The Pacific Islands Forum (PIF) is the main multilateral body in Oceania; it was created in 1971, is based out of Fiji, and its membership includes 16 island-nation members plus Australia and New Zealand. The Forum has 18 dialogue partners, including the US and China, to help advance its broad agenda. The Forum though, has not lived up to its potential. In years past, efforts on climate change and economic development have been stifled by Australia throwing its weight to block meaningful climate action and outside donor countries (not limited to active dialogue partners) pushing the economic agenda in ways that do not address SIDS wants and needs.
SIDS nations in Oceania have addressed those issues by creating sub-PIF fora through which their voices and perspectives can resonate. The 2013 Pacific Islands Development Forum and the Smaller Islands States groups are comprised of the most vulnerable countries in Oceania. These two sub-organizations have afforded SIDS the opportunity to voice their concerns and needs on both developing a ‘blue’ economy in a ‘green’ way and HADR/climate capacity building.
To do so, the Framework for Pacific Regionalism establishes the methods and procedures through which PIF countries can improve their coordination on legal, governance, financial, and administrative matters. Building on that, the Framework for Resilient Development identifies low-carbon development, adaptation/resilience improvements, and HADR capacity building as goals while also providing actions, processes and monitoring and evaluation methods to achieve those goals.
What does the recent reorganization and action by PIF and its offshoots tell us? Two things. First, that SIDS are breaking free from the influence of outside powers pushing agendas asymmetric to the needs of vulnerable Oceanic states. Second, that those very countries are making a concerted effort to etch out their own path and make their collective voice heard.
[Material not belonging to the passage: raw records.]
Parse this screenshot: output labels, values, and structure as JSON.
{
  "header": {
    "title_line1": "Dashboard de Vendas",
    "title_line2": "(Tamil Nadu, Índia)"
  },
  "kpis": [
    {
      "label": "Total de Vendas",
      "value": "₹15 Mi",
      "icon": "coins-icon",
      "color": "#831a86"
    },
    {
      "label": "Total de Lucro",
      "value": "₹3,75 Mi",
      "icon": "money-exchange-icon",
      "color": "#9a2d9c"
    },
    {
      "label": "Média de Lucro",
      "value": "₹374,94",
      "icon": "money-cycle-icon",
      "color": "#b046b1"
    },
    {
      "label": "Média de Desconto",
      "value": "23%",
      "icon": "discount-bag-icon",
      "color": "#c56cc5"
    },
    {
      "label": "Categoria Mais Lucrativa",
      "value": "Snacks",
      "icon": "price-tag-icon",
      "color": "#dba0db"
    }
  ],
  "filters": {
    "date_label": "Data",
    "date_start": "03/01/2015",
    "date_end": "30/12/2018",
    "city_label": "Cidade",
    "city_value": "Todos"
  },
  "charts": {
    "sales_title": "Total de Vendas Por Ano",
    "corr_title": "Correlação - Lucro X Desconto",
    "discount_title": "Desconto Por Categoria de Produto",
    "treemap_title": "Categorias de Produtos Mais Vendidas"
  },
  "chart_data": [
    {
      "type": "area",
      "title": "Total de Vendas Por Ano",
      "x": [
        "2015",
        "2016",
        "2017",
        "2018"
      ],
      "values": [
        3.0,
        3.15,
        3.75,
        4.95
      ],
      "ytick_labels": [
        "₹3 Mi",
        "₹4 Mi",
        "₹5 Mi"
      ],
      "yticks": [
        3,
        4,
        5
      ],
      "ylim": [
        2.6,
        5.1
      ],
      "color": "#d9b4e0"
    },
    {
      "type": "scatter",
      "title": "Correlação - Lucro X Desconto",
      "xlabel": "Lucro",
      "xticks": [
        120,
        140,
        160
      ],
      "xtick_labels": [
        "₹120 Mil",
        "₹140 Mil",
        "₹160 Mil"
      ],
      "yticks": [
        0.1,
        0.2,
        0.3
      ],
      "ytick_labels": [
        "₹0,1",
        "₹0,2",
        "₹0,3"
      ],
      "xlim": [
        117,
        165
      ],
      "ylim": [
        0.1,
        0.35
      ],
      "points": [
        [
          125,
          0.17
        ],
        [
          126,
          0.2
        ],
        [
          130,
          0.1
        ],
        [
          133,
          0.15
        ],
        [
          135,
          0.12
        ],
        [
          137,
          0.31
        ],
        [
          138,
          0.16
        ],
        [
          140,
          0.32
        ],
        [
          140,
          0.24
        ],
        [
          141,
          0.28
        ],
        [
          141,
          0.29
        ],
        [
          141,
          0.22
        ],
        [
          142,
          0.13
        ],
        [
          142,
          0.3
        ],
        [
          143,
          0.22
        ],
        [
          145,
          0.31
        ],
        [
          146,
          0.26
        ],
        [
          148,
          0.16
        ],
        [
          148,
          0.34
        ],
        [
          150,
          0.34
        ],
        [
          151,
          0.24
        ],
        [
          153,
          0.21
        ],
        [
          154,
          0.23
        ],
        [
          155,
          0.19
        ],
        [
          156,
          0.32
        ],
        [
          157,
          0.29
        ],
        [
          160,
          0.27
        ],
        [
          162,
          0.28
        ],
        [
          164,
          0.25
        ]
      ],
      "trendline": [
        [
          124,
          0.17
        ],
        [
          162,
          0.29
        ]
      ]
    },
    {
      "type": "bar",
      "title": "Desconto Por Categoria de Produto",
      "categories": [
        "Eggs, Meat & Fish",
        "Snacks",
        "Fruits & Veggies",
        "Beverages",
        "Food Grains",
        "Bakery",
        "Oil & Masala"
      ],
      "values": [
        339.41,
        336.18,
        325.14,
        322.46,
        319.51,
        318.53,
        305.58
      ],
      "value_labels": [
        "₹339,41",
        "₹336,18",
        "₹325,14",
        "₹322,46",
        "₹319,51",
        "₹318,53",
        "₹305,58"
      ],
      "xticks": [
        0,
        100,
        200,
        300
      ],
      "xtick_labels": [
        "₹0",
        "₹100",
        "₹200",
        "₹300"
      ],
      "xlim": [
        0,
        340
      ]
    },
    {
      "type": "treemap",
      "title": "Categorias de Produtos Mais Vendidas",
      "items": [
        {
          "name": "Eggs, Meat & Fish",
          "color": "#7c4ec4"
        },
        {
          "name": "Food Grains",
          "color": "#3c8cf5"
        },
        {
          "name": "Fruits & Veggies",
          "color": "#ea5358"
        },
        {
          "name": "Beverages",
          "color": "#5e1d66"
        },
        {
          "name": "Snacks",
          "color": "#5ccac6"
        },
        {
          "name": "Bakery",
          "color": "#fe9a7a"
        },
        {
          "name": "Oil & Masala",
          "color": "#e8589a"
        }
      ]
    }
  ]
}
What implications does this have for American and Chinese HADR and other involvement in the region? The transformation of PIF shows that unwelcome influence is becoming less and less tolerable to those states with the most to lose. While it remains to be seen if smaller countries can afford to kick an Australia out of PIF or reject Saudi money, the efforts to route around unproductive ‘partners’ is clear. As a result, SIDS in Oceania are likely to have a louder voice that makes clear what they seek from outside dialogue partners and great powers like the US and China.
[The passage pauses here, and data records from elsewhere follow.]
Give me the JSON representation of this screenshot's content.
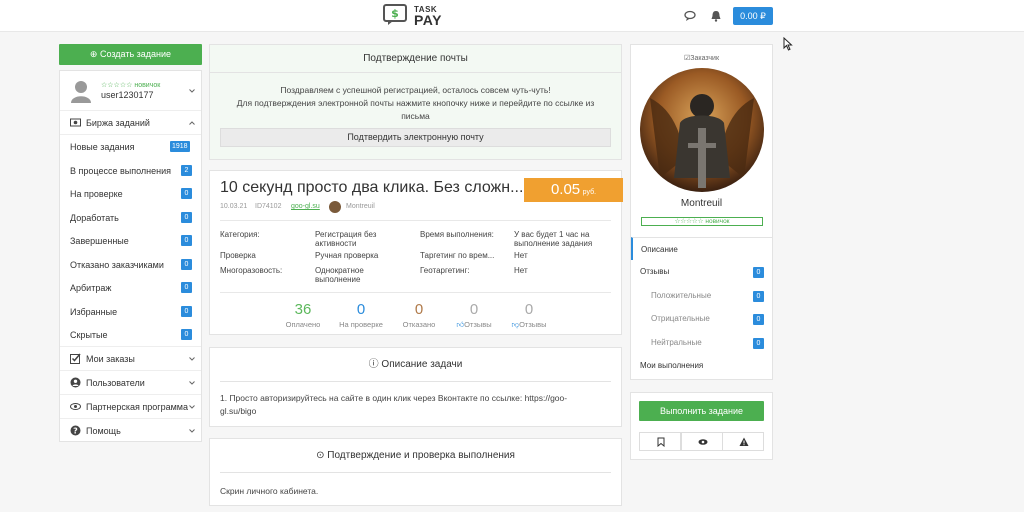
{
  "header": {
    "logo_top": "TASK",
    "logo_bottom": "PAY",
    "balance": "0.00 ₽"
  },
  "sidebar": {
    "create_label": "Создать задание",
    "user": {
      "rank": "☆☆☆☆☆ новичок",
      "name": "user1230177"
    },
    "exchange_label": "Биржа заданий",
    "items": [
      {
        "label": "Новые задания",
        "count": "1918"
      },
      {
        "label": "В процессе выполнения",
        "count": "2"
      },
      {
        "label": "На проверке",
        "count": "0"
      },
      {
        "label": "Доработать",
        "count": "0"
      },
      {
        "label": "Завершенные",
        "count": "0"
      },
      {
        "label": "Отказано заказчиками",
        "count": "0"
      },
      {
        "label": "Арбитраж",
        "count": "0"
      },
      {
        "label": "Избранные",
        "count": "0"
      },
      {
        "label": "Скрытые",
        "count": "0"
      }
    ],
    "sections": [
      {
        "label": "Мои заказы"
      },
      {
        "label": "Пользователи"
      },
      {
        "label": "Партнерская программа"
      },
      {
        "label": "Помощь"
      }
    ]
  },
  "email_confirm": {
    "title": "Подтверждение почты",
    "line1": "Поздравляем с успешной регистрацией, осталось совсем чуть-чуть!",
    "line2": "Для подтверждения электронной почты нажмите кнопочку ниже и перейдите по ссылке из",
    "line3": "письма",
    "button": "Подтвердить электронную почту"
  },
  "task": {
    "title": "10 секунд просто два клика. Без сложн...",
    "price": "0.05",
    "currency": "руб.",
    "date": "10.03.21",
    "id": "ID74102",
    "domain": "goo-gl.su",
    "author": "Montreuil",
    "details": {
      "category_label": "Категория:",
      "category_value_1": "Регистрация без",
      "category_value_2": "активности",
      "check_label": "Проверка",
      "check_value": "Ручная проверка",
      "reuse_label": "Многоразовость:",
      "reuse_value_1": "Однократное",
      "reuse_value_2": "выполнение",
      "time_label": "Время выполнения:",
      "time_value_1": "У вас будет 1 час на",
      "time_value_2": "выполнение задания",
      "targeting_label": "Таргетинг по врем...",
      "targeting_value": "Нет",
      "geo_label": "Геотаргетинг:",
      "geo_value": "Нет"
    },
    "stats": [
      {
        "value": "36",
        "label": "Оплачено",
        "color": "#5cb85c"
      },
      {
        "value": "0",
        "label": "На проверке",
        "color": "#2b8cdc"
      },
      {
        "value": "0",
        "label": "Отказано",
        "color": "#b07a4a"
      },
      {
        "value": "0",
        "label": "Отзывы",
        "color": "#aaaaaa"
      },
      {
        "value": "0",
        "label": "Отзывы",
        "color": "#aaaaaa"
      }
    ]
  },
  "description": {
    "title": "Описание задачи",
    "line1": "1. Просто авторизируйтесь на сайте в один клик через Вконтакте по ссылке: https://goo-",
    "line2": "gl.su/bigo"
  },
  "confirmation": {
    "title": "Подтверждение и проверка выполнения",
    "body": "Скрин личного кабинета."
  },
  "customer": {
    "label": "Заказчик",
    "name": "Montreuil",
    "rank": "☆☆☆☆☆ новичок",
    "tabs": [
      {
        "label": "Описание",
        "count": ""
      },
      {
        "label": "Отзывы",
        "count": "0"
      },
      {
        "label": "Положительные",
        "count": "0"
      },
      {
        "label": "Отрицательные",
        "count": "0"
      },
      {
        "label": "Нейтральные",
        "count": "0"
      },
      {
        "label": "Мои выполнения",
        "count": ""
      }
    ]
  },
  "actions": {
    "do_task": "Выполнить задание"
  },
  "colors": {
    "green": "#4caf50",
    "blue": "#2b8cdc",
    "orange": "#f0a030"
  }
}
In terms of requesting certain actions from partners, Oceania making more specific HADR ‘asks’ might run counter to the status quo of the US and China being involved in ways beneficial to their geostrategic aims, or when/where is cost effective for them. For China, this might mean Belt and Road investments need to become overtly sustainable and geared towards resilience building. Loans might need to be made in more transparent, reassuring ways. The Peace Arks should be on call for the next disaster, not parading port to port like the Great White Fleet.
The same lessons apply to the US side. The new BUILD Act and Development Finance Corporation should not simply seek to compete economically with China, but to invest in meaningful ways that enhance countries’ resilience capacities or domestic HADR resources.The sole incursion to the Solomon Islands cannot be seen as the boundary for how far the US will venture into Oceania on a HADR mission. The threat of not making these adjustments is opening a door for a geostrategic competitor to step further into the region and make friends.
Overall, the outside power(s) that recognize Oceania’s increasing vulnerability, SIDS’ consolidated voice, and choose to pay attention to the specific HADR needs in the region stand to gain not only by securing allies and competing for allies — but by doing what is right.